━━ DATA PROVIDED ━━

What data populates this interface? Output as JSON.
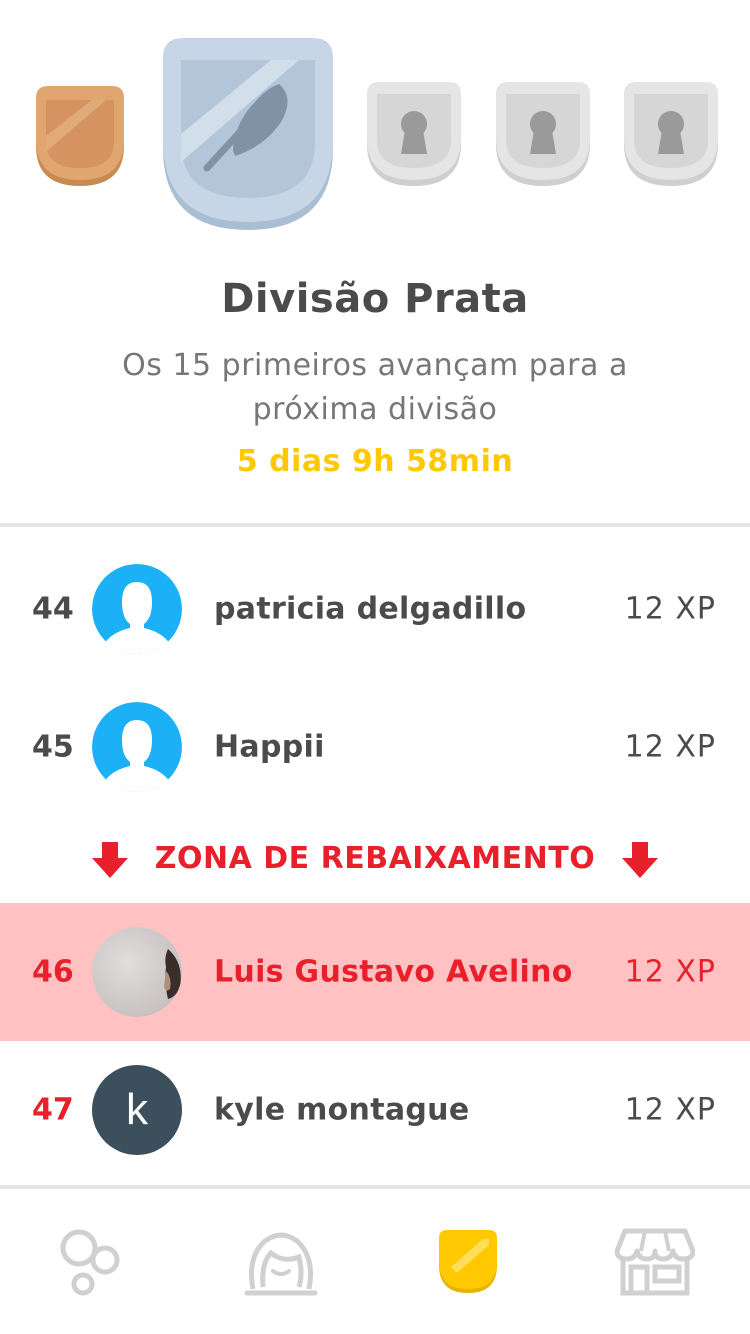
{
  "league": {
    "title": "Divisão Prata",
    "subtitle": "Os 15 primeiros avançam para a próxima divisão",
    "timer": "5 dias 9h 58min",
    "badges": [
      {
        "name": "bronze-badge",
        "state": "unlocked",
        "color": "#e1a56f"
      },
      {
        "name": "silver-badge",
        "state": "current",
        "color": "#c6d6e6"
      },
      {
        "name": "locked-badge",
        "state": "locked",
        "color": "#dddddd"
      },
      {
        "name": "locked-badge",
        "state": "locked",
        "color": "#dddddd"
      },
      {
        "name": "locked-badge",
        "state": "locked",
        "color": "#dddddd"
      }
    ]
  },
  "leaderboard": {
    "rows": [
      {
        "rank": "44",
        "name": "patricia delgadillo",
        "xp": "12 XP",
        "avatar": "default-avatar-icon"
      },
      {
        "rank": "45",
        "name": "Happii",
        "xp": "12 XP",
        "avatar": "default-avatar-icon"
      },
      {
        "rank": "46",
        "name": "Luis Gustavo Avelino",
        "xp": "12 XP",
        "avatar": "photo-avatar",
        "highlighted": true
      },
      {
        "rank": "47",
        "name": "kyle montague",
        "xp": "12 XP",
        "avatar": "letter-avatar",
        "avatar_letter": "k"
      }
    ],
    "demotion_zone_label": "ZONA DE REBAIXAMENTO"
  },
  "nav": {
    "items": [
      {
        "icon": "learn-bubbles-icon",
        "active": false
      },
      {
        "icon": "profile-icon",
        "active": false
      },
      {
        "icon": "leaderboard-shield-icon",
        "active": true
      },
      {
        "icon": "shop-icon",
        "active": false
      }
    ]
  },
  "colors": {
    "accent_yellow": "#ffc800",
    "demotion_red": "#e8202b",
    "highlight_row": "#ffc1c1",
    "avatar_blue": "#1cb0f6"
  }
}
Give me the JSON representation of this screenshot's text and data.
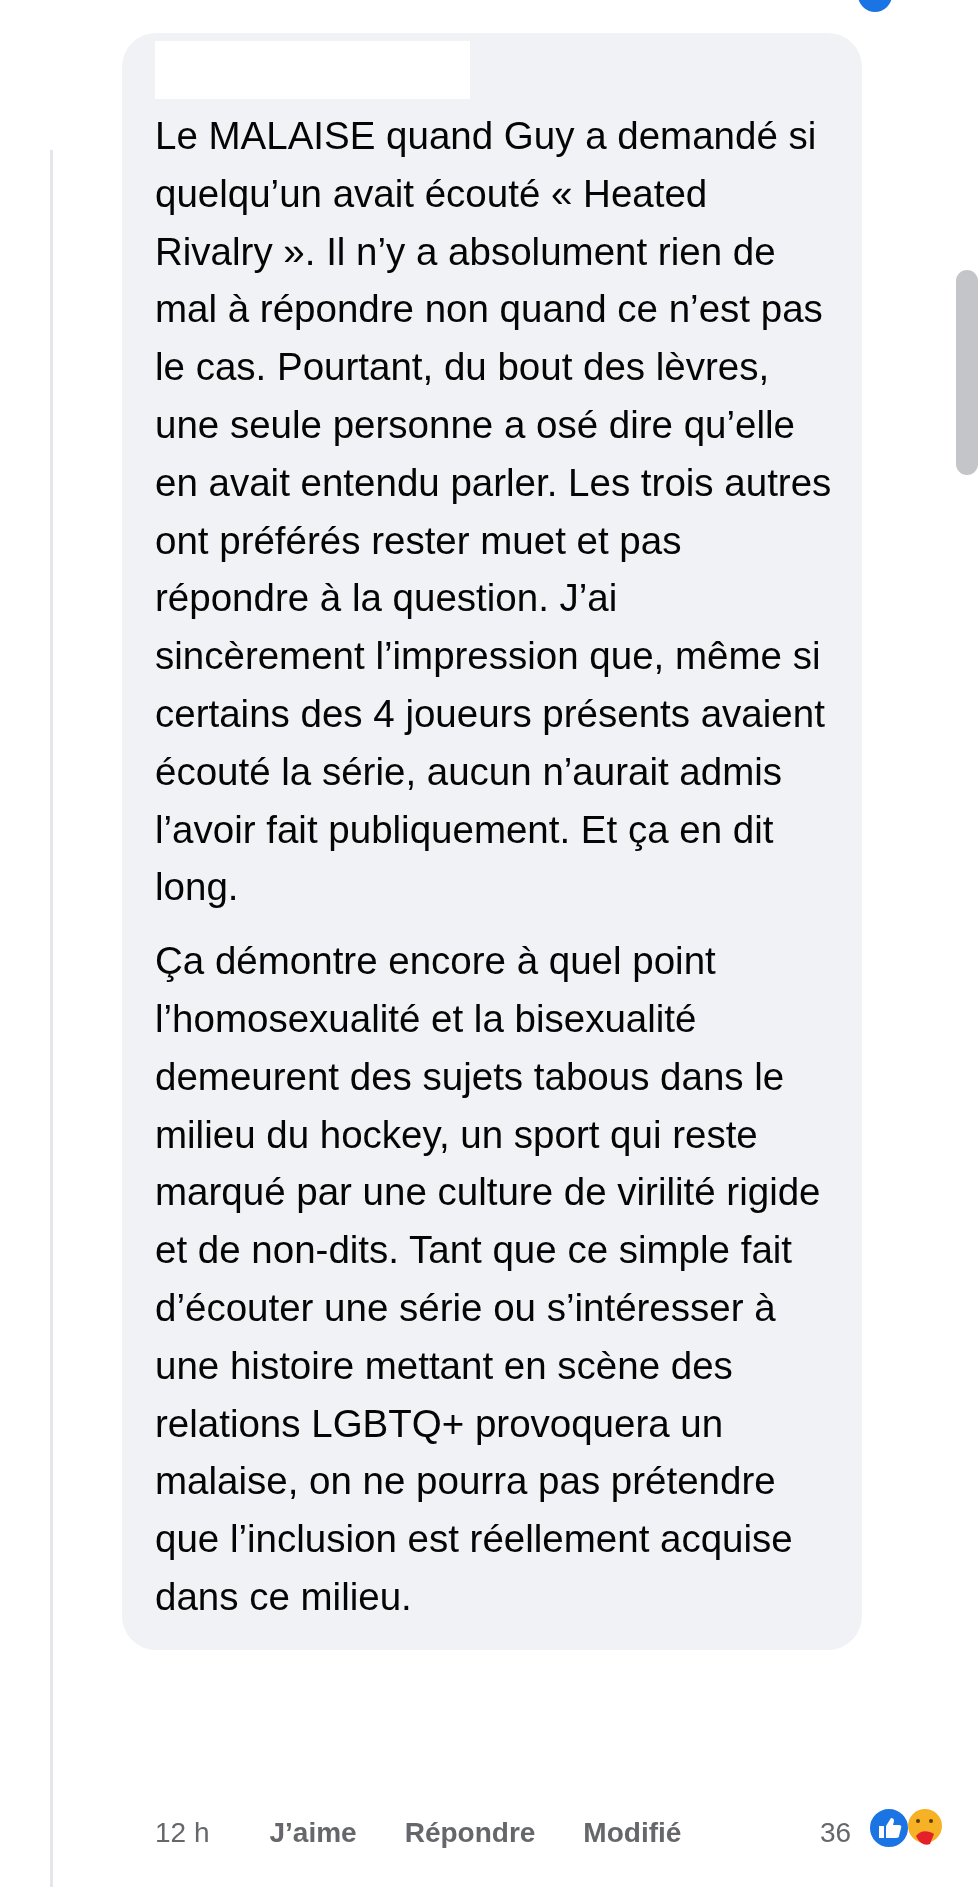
{
  "comment": {
    "paragraphs": [
      "Le MALAISE quand Guy a demandé si quelqu’un avait écouté « Heated Rivalry ». Il n’y a absolument rien de mal à répondre non quand ce n’est pas le cas. Pourtant, du bout des lèvres, une seule personne a osé dire qu’elle en avait entendu parler. Les trois autres ont préférés rester muet et pas répondre à la question. J’ai sincèrement l’impression que, même si certains des 4 joueurs présents avaient écouté la série, aucun n’aurait admis l’avoir fait publiquement. Et ça en dit long.",
      "Ça démontre encore à quel point l’homosexualité et la bisexualité demeurent des sujets tabous dans le milieu du hockey, un sport qui reste marqué par une culture de virilité rigide et de non-dits. Tant que ce simple fait d’écouter une série ou s’intéresser à une histoire mettant en scène des relations LGBTQ+ provoquera un malaise, on ne pourra pas prétendre que l’inclusion est réellement acquise dans ce milieu."
    ]
  },
  "actions": [
    {
      "kind": "time",
      "label": "12 h"
    },
    {
      "kind": "link",
      "label": "J’aime"
    },
    {
      "kind": "link",
      "label": "Répondre"
    },
    {
      "kind": "link",
      "label": "Modifié"
    }
  ],
  "reactions": {
    "count": "36"
  }
}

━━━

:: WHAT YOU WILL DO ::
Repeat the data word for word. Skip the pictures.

:: ANSWER ::
What data populates this interface? Output as JSON.
{
  "league": {
    "title": "Divisão Prata",
    "subtitle": "Os 15 primeiros avançam para a próxima divisão",
    "timer": "5 dias 9h 58min",
    "badges": [
      {
        "name": "bronze-badge",
        "state": "unlocked",
        "color": "#e1a56f"
      },
      {
        "name": "silver-badge",
        "state": "current",
        "color": "#c6d6e6"
      },
      {
        "name": "locked-badge",
        "state": "locked",
        "color": "#dddddd"
      },
      {
        "name": "locked-badge",
        "state": "locked",
        "color": "#dddddd"
      },
      {
        "name": "locked-badge",
        "state": "locked",
        "color": "#dddddd"
      }
    ]
  },
  "leaderboard": {
    "rows": [
      {
        "rank": "44",
        "name": "patricia delgadillo",
        "xp": "12 XP",
        "avatar": "default-avatar-icon"
      },
      {
        "rank": "45",
        "name": "Happii",
        "xp": "12 XP",
        "avatar": "default-avatar-icon"
      },
      {
        "rank": "46",
        "name": "Luis Gustavo Avelino",
        "xp": "12 XP",
        "avatar": "photo-avatar",
        "highlighted": true
      },
      {
        "rank": "47",
        "name": "kyle montague",
        "xp": "12 XP",
        "avatar": "letter-avatar",
        "avatar_letter": "k"
      }
    ],
    "demotion_zone_label": "ZONA DE REBAIXAMENTO"
  },
  "nav": {
    "items": [
      {
        "icon": "learn-bubbles-icon",
        "active": false
      },
      {
        "icon": "profile-icon",
        "active": false
      },
      {
        "icon": "leaderboard-shield-icon",
        "active": true
      },
      {
        "icon": "shop-icon",
        "active": false
      }
    ]
  },
  "colors": {
    "accent_yellow": "#ffc800",
    "demotion_red": "#e8202b",
    "highlight_row": "#ffc1c1",
    "avatar_blue": "#1cb0f6"
  }
}
Give me the JSON representation of this screenshot's text and data.
{
  "comment": {
    "paragraphs": [
      "Le MALAISE quand Guy a demandé si quelqu’un avait écouté « Heated Rivalry ». Il n’y a absolument rien de mal à répondre non quand ce n’est pas le cas. Pourtant, du bout des lèvres, une seule personne a osé dire qu’elle en avait entendu parler. Les trois autres ont préférés rester muet et pas répondre à la question. J’ai sincèrement l’impression que, même si certains des 4 joueurs présents avaient écouté la série, aucun n’aurait admis l’avoir fait publiquement. Et ça en dit long.",
      "Ça démontre encore à quel point l’homosexualité et la bisexualité demeurent des sujets tabous dans le milieu du hockey, un sport qui reste marqué par une culture de virilité rigide et de non-dits. Tant que ce simple fait d’écouter une série ou s’intéresser à une histoire mettant en scène des relations LGBTQ+ provoquera un malaise, on ne pourra pas prétendre que l’inclusion est réellement acquise dans ce milieu."
    ]
  },
  "actions": [
    {
      "kind": "time",
      "label": "12 h"
    },
    {
      "kind": "link",
      "label": "J’aime"
    },
    {
      "kind": "link",
      "label": "Répondre"
    },
    {
      "kind": "link",
      "label": "Modifié"
    }
  ],
  "reactions": {
    "count": "36"
  }
}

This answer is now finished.